Print the entries below again exactly as they stand, but skip any picture.

Entries taken from a collection
=-=-=
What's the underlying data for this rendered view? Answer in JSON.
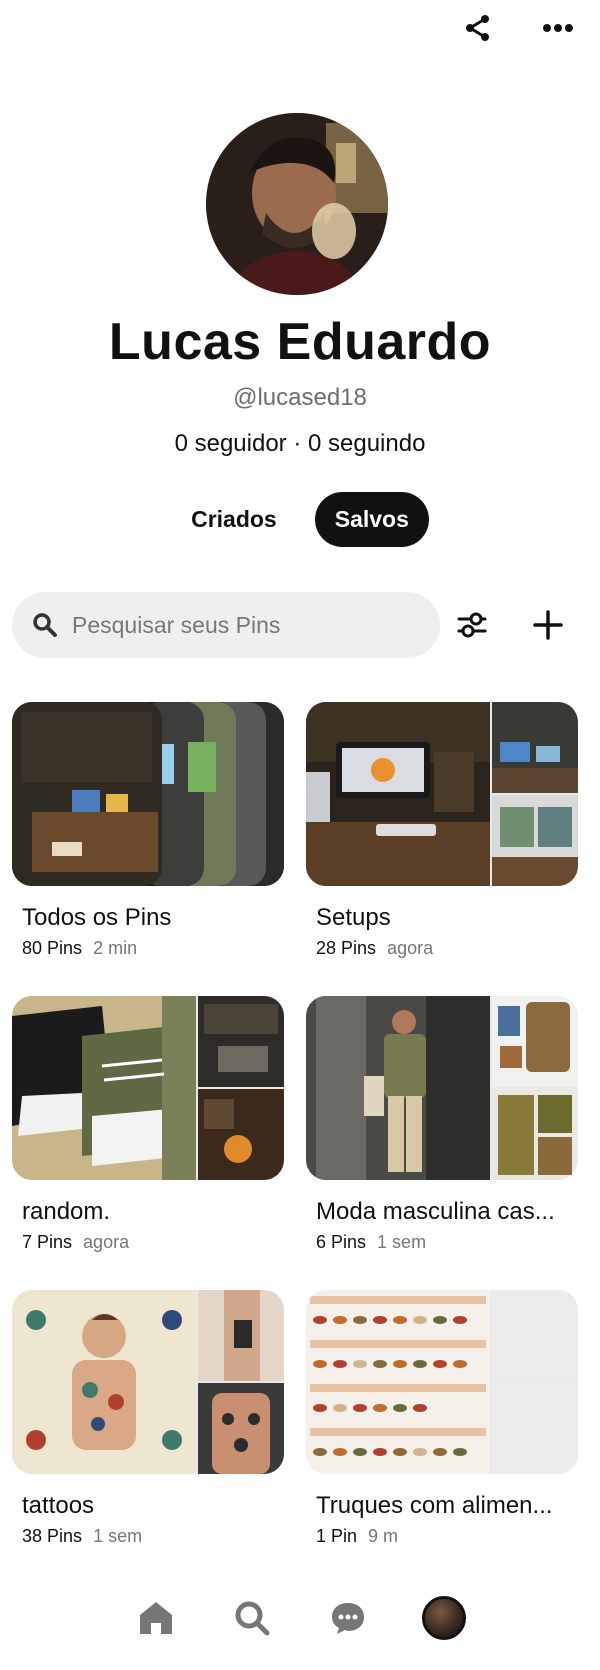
{
  "header": {
    "share_icon": "share-icon",
    "more_icon": "more-icon"
  },
  "profile": {
    "name": "Lucas Eduardo",
    "handle": "@lucased18",
    "follows": "0 seguidor · 0 seguindo"
  },
  "tabs": [
    {
      "label": "Criados",
      "active": false
    },
    {
      "label": "Salvos",
      "active": true
    }
  ],
  "search": {
    "placeholder": "Pesquisar seus Pins",
    "value": ""
  },
  "boards": [
    {
      "title": "Todos os Pins",
      "count": "80 Pins",
      "time": "2 min"
    },
    {
      "title": "Setups",
      "count": "28 Pins",
      "time": "agora"
    },
    {
      "title": "random.",
      "count": "7 Pins",
      "time": "agora"
    },
    {
      "title": "Moda masculina cas...",
      "count": "6 Pins",
      "time": "1 sem"
    },
    {
      "title": "tattoos",
      "count": "38 Pins",
      "time": "1 sem"
    },
    {
      "title": "Truques com alimen...",
      "count": "1 Pin",
      "time": "9 m"
    }
  ],
  "nav": {
    "home_icon": "home-icon",
    "search_icon": "search-icon",
    "messages_icon": "chat-icon",
    "profile_icon": "avatar"
  }
}
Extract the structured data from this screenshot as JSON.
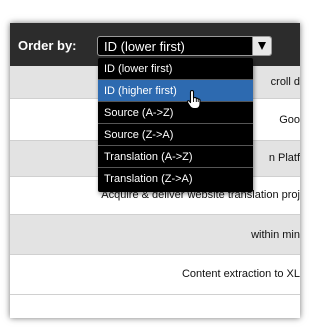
{
  "header": {
    "order_label": "Order by:",
    "select_value": "ID (lower first)"
  },
  "dropdown": {
    "options": [
      "ID (lower first)",
      "ID (higher first)",
      "Source (A->Z)",
      "Source (Z->A)",
      "Translation (A->Z)",
      "Translation (Z->A)"
    ],
    "highlighted_option": "ID (higher first)"
  },
  "rows": [
    {
      "text": "croll d"
    },
    {
      "text": "Goo"
    },
    {
      "text": "n Platf"
    },
    {
      "text": "Acquire & deliver website translation proj"
    },
    {
      "text": "within min"
    },
    {
      "text": "Content extraction to XL"
    }
  ],
  "colors": {
    "header_bg": "#2c2c2c",
    "dropdown_bg": "#000000",
    "highlight": "#2d6ab0",
    "row_gray": "#e3e3e3"
  },
  "icons": {
    "cursor": "hand-pointer-icon",
    "select_arrow": "chevron-down-icon"
  }
}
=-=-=
Exercise response:
What's the underlying data for this rendered view? Answer in JSON.
{
  "header": {
    "share_icon": "share-icon",
    "more_icon": "more-icon"
  },
  "profile": {
    "name": "Lucas Eduardo",
    "handle": "@lucased18",
    "follows": "0 seguidor · 0 seguindo"
  },
  "tabs": [
    {
      "label": "Criados",
      "active": false
    },
    {
      "label": "Salvos",
      "active": true
    }
  ],
  "search": {
    "placeholder": "Pesquisar seus Pins",
    "value": ""
  },
  "boards": [
    {
      "title": "Todos os Pins",
      "count": "80 Pins",
      "time": "2 min"
    },
    {
      "title": "Setups",
      "count": "28 Pins",
      "time": "agora"
    },
    {
      "title": "random.",
      "count": "7 Pins",
      "time": "agora"
    },
    {
      "title": "Moda masculina cas...",
      "count": "6 Pins",
      "time": "1 sem"
    },
    {
      "title": "tattoos",
      "count": "38 Pins",
      "time": "1 sem"
    },
    {
      "title": "Truques com alimen...",
      "count": "1 Pin",
      "time": "9 m"
    }
  ],
  "nav": {
    "home_icon": "home-icon",
    "search_icon": "search-icon",
    "messages_icon": "chat-icon",
    "profile_icon": "avatar"
  }
}
Extract the structured data from this screenshot as JSON.
{
  "header": {
    "order_label": "Order by:",
    "select_value": "ID (lower first)"
  },
  "dropdown": {
    "options": [
      "ID (lower first)",
      "ID (higher first)",
      "Source (A->Z)",
      "Source (Z->A)",
      "Translation (A->Z)",
      "Translation (Z->A)"
    ],
    "highlighted_option": "ID (higher first)"
  },
  "rows": [
    {
      "text": "croll d"
    },
    {
      "text": "Goo"
    },
    {
      "text": "n Platf"
    },
    {
      "text": "Acquire & deliver website translation proj"
    },
    {
      "text": "within min"
    },
    {
      "text": "Content extraction to XL"
    }
  ],
  "colors": {
    "header_bg": "#2c2c2c",
    "dropdown_bg": "#000000",
    "highlight": "#2d6ab0",
    "row_gray": "#e3e3e3"
  },
  "icons": {
    "cursor": "hand-pointer-icon",
    "select_arrow": "chevron-down-icon"
  }
}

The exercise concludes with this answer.